To be sure, the shallow-water drilling that Hercules does in the Gulf wasn't directly affected by the on-again, off-again drilling moratorium, but with the Bureau of Ocean Energy Management, Regulation and Enforcement (BOEMRE) in a tizzy over the spill, it's been darn hard for anyone to get a permit in the Gulf. While drillers like Ensco and Rowan have had to deal with the same Gulf fallout, Hercules has had the added challenge of doing it with an outsized debt load.

The slumping economy has dropped a similar depth charge on Dynamic Materials' business. Second-quarter results weren't all that bad -- in fact, they were better than what management had expected – but the company reported a somewhat worrisome drop in backlog in its explosives metalworking segment.

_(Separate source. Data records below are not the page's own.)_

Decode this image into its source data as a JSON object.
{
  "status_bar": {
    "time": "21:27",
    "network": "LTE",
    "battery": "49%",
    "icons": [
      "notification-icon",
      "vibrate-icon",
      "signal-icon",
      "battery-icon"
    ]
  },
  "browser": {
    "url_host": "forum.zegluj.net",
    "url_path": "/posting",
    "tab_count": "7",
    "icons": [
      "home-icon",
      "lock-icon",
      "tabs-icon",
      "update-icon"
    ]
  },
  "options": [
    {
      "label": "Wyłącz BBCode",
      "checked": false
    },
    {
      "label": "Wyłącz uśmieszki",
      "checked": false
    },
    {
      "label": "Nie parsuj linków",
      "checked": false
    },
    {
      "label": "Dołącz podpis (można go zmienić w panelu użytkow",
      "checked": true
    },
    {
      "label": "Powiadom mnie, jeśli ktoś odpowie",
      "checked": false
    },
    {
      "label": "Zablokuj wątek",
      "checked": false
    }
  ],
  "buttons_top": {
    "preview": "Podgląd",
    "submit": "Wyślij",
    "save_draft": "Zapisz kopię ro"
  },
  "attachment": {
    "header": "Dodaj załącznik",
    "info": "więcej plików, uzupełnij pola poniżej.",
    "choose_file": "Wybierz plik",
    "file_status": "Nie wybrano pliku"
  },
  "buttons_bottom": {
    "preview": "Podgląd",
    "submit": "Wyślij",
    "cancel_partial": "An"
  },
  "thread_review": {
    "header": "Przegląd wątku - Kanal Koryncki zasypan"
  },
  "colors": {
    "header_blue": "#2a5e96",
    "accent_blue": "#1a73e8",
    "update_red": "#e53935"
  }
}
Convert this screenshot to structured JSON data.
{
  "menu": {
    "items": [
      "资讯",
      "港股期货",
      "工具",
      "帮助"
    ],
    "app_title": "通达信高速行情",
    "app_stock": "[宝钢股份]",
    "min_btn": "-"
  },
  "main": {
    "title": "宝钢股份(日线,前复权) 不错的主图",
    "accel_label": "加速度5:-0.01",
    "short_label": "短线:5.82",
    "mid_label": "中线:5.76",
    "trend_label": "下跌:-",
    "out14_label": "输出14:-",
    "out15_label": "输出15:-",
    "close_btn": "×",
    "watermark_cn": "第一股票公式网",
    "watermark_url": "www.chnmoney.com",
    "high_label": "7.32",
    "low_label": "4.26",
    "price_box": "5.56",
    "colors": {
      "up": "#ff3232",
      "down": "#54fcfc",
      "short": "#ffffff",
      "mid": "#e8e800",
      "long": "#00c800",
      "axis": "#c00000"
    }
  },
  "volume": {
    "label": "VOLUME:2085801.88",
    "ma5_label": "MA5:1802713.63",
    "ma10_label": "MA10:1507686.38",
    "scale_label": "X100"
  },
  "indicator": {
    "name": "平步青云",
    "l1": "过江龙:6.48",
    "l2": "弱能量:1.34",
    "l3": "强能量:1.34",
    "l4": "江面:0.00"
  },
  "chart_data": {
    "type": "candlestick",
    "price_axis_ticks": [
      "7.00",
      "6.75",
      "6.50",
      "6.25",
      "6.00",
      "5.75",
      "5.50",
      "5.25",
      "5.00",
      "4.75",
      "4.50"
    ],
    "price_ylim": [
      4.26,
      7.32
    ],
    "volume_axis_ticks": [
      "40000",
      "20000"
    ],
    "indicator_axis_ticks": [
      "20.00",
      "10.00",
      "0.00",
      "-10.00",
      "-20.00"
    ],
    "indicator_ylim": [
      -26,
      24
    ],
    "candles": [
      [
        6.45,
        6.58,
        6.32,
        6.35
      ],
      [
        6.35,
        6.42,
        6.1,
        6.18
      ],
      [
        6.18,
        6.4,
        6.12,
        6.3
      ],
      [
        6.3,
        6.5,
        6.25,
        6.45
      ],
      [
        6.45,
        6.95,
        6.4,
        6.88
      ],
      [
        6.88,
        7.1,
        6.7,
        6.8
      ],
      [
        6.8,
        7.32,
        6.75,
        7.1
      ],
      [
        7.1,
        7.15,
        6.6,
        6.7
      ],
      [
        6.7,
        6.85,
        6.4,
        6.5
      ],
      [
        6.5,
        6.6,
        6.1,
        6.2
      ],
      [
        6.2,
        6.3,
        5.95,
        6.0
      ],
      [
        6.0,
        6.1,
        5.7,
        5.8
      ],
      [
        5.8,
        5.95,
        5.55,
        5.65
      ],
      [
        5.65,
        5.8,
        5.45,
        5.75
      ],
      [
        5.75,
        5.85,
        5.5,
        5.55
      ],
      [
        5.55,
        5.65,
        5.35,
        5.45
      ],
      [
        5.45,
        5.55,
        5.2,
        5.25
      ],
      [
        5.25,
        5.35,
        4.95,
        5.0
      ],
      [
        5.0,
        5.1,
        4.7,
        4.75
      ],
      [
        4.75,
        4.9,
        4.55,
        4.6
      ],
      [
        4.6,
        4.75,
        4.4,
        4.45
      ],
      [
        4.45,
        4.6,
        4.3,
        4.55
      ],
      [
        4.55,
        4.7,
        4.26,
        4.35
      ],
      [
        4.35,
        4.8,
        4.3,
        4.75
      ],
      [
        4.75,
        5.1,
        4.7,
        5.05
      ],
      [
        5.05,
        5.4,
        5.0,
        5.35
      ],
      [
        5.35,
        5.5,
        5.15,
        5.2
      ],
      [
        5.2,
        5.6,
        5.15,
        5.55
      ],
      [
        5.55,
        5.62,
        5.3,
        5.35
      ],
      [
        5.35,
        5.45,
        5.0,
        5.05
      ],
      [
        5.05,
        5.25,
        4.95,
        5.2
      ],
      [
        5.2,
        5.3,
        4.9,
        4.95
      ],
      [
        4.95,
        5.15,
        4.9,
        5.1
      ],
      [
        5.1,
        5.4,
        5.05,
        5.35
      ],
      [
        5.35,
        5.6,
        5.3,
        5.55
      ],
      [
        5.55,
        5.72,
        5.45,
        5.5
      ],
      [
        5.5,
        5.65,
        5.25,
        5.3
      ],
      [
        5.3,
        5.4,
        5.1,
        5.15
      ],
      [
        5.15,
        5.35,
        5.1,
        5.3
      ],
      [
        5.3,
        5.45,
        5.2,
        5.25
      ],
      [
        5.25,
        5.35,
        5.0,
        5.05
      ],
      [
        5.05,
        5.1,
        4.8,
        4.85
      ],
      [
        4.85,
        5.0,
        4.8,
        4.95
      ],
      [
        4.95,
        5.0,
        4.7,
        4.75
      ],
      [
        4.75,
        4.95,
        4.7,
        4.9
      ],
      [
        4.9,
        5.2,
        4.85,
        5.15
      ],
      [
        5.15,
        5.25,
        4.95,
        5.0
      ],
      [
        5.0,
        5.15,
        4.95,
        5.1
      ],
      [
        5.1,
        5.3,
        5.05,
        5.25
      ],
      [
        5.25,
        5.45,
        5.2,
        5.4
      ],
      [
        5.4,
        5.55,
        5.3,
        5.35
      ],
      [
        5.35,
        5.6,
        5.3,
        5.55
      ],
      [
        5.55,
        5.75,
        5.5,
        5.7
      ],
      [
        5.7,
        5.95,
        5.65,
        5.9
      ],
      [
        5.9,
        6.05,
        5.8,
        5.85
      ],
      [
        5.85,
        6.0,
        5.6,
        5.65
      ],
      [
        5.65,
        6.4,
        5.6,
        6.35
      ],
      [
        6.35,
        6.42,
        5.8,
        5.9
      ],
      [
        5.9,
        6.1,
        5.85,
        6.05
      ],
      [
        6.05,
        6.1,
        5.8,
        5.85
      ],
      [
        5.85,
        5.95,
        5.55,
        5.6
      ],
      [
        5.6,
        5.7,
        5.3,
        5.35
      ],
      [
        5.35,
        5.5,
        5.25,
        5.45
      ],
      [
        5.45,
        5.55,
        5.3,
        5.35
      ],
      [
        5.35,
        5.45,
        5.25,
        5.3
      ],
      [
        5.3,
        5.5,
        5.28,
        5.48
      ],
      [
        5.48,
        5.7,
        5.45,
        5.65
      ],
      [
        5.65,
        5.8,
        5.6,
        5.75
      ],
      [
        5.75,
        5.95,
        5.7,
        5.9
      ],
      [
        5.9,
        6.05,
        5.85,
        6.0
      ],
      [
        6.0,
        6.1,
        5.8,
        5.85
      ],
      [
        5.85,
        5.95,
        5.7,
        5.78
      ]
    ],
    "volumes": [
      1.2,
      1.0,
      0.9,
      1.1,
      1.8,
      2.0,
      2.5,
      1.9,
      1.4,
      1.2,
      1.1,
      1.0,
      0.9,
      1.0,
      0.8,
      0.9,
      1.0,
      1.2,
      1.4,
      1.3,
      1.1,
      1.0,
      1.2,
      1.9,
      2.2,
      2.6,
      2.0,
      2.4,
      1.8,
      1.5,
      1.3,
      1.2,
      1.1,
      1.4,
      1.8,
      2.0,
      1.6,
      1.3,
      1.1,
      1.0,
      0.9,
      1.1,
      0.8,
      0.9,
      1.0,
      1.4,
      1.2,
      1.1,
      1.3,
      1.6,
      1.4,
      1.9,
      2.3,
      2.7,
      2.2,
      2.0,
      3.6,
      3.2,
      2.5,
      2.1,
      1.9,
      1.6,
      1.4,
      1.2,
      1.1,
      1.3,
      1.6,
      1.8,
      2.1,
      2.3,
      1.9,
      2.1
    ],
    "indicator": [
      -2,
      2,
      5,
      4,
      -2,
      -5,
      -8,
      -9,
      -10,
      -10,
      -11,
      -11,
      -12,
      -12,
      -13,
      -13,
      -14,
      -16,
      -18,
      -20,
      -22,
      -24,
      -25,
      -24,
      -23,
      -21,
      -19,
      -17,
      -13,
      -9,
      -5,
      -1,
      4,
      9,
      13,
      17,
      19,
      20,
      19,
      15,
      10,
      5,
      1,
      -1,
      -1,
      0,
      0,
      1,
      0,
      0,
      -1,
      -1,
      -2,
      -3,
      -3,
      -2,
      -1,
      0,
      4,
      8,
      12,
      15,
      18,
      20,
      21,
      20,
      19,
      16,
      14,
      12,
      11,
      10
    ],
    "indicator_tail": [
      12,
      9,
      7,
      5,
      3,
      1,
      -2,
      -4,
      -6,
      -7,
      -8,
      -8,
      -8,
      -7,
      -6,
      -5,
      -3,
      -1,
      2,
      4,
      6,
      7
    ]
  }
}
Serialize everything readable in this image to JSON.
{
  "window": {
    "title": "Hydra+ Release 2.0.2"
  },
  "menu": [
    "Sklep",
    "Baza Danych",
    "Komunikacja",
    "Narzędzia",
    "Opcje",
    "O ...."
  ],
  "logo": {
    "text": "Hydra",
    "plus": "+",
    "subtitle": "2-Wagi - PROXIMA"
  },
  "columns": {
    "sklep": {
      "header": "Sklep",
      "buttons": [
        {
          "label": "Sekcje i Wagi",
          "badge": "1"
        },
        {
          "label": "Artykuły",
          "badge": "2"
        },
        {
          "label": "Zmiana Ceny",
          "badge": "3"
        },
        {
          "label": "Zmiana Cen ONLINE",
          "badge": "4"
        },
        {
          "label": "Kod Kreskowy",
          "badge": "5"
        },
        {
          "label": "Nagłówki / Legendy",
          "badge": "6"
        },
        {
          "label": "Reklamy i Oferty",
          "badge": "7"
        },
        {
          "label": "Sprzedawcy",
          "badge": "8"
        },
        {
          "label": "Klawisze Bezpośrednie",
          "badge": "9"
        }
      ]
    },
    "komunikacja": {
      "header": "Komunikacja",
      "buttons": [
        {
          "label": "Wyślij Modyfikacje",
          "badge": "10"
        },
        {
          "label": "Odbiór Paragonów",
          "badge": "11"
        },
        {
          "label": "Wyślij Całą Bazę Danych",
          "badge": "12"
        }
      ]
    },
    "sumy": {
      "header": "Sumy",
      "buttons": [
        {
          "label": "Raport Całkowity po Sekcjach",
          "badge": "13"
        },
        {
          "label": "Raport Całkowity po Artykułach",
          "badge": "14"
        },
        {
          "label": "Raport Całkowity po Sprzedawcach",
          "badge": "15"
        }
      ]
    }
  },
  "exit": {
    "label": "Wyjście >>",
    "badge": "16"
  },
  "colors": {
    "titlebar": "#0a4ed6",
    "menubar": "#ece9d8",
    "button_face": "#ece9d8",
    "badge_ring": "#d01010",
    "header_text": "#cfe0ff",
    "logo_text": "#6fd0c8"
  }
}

That segment produces the lion's share of Dynamic Materials' revenue. In addition, management lowered its expectations for full-year performance, an action that investors rarely look kindly on.

The hog-to-corn ratio -- that is, the price of a hog in relation to the price of corn -- may have been the culprit behind the drop in AgFeed. While the numbers in the table above don't reflect the market's reaction to AgFeed's late Monday earnings release, it's possible savvy investors foresaw the impact that the falling hog-to-corn ratio would have on AgFeed's margins.

Could investors be concerned about a similar shortfall when GigaMedia reports its earnings later this month? That's certainly possible. It's also possible that this is just a low-volume stock that's been pushed around by individual transactions during the month.

Rounding out with Teva, its stock took a hit when the FDA announced it had approved a generic version of sanofi-aventis' Lovenox from small fry Momenta Pharmaceuticals (Nasdaq: MNTA), which isn't so small-fry after the approval!

The obvious concern is that Momenta beat Teva to the punch on a very significant drug. Some investors also seem to think that the approval bodes ill for Teva's Copaxone, which Momenta is working on a generic version of, and suggests more competition on the way in the generics marketplace.

Picking a winner
Though the CAPS community has a high opinion on all of these stocks, I'm not necessarily on the same page across the board. However, when it comes to Dynamic Materials, I'm more than ready to sing along with the CAPS community's bullish tune.

The company has seen a very hefty drop in its financial performance over the past few years. Revenue slid from $234 million in 2008 to $146 million over the past 12 months. Net income, meanwhile, took a nasty plunge from a 2007 high of $24.6 million to a trailing-12-month total of $4.7 million.

Dynamic Materials is a cyclical company, though, and those declines represent a nasty cyclical dive as opposed to a deterioration of the company's business. The underlying strength of its business is still there, the company just needs a better economy to drive demand for its services.

The slower-than-expected rebound isn't something to totally shrug off. After all, the timing of the company's profits and cash flow directly impacts the company's value. Of course, I'm not sure that's going to matter all that much when profits do come back and Johnny-come-lately investors come rushing in.

I've given Dynamic Materials a thumbs-up in my CAPS portfolio. But here's the important question: What do you think? Head over to CAPS and share your thoughts with the other 165,000 community members. It's totally free.

While the stocks above may have brighter futures ahead, this red-flag-ridden company may not be so lucky.

Momenta Pharmaceuticals is a Motley Fool Rule Breakers pick. Dynamic Materials is a Motley Fool Hidden Gems selection. The Fool owns shares of Dynamic Materials. Try any of our Foolish newsletters today, free for 30 days.

Fool contributor Matt Koppenheffer owns shares of BP, but does not own shares of any of the other companies mentioned. You can check out what Matt likes in CAPS by visiting his CAPS portfolio or you can connect with Matt on Twitter @KoppTheFool. The Fool's disclosure policy offers you one Schrute buck for reading this far.